● **Aim of the task**
Give the number of lines in the data that contain "true", and nothing more.

[Web page and app entries]
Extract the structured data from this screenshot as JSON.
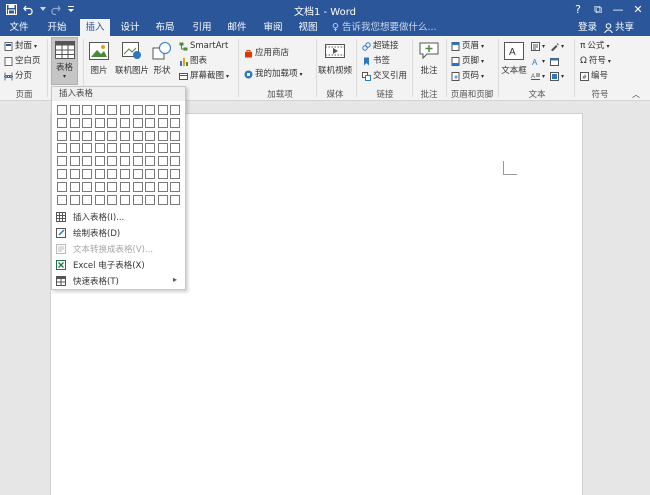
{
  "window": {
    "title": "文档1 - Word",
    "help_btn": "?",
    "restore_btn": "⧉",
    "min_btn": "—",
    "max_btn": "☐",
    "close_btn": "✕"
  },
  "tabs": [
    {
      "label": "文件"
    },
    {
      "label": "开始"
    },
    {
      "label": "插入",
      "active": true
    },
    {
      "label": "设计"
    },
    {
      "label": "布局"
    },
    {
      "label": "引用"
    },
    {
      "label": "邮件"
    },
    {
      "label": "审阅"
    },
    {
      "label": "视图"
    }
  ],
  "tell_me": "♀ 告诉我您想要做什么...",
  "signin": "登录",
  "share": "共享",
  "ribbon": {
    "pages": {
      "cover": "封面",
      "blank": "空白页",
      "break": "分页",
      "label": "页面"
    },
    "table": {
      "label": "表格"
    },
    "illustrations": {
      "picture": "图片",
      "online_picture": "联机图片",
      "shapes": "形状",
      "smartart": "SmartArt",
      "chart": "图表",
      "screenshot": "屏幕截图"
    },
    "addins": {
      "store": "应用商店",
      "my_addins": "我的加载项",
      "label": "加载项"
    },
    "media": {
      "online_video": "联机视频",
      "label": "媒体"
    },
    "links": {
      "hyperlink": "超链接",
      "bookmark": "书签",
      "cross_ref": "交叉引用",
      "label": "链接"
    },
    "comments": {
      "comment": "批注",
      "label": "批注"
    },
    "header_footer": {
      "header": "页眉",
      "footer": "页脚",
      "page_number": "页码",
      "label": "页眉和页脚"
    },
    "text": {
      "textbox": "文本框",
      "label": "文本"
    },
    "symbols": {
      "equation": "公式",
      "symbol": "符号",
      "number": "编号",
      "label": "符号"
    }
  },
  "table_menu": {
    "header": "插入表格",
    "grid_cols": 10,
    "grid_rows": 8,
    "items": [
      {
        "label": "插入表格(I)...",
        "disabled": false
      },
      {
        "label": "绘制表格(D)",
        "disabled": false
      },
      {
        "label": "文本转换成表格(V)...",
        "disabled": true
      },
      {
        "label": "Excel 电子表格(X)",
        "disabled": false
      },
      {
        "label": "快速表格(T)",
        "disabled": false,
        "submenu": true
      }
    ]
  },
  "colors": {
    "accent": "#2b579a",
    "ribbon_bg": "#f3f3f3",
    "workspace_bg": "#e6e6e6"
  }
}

● **Output of the task**
3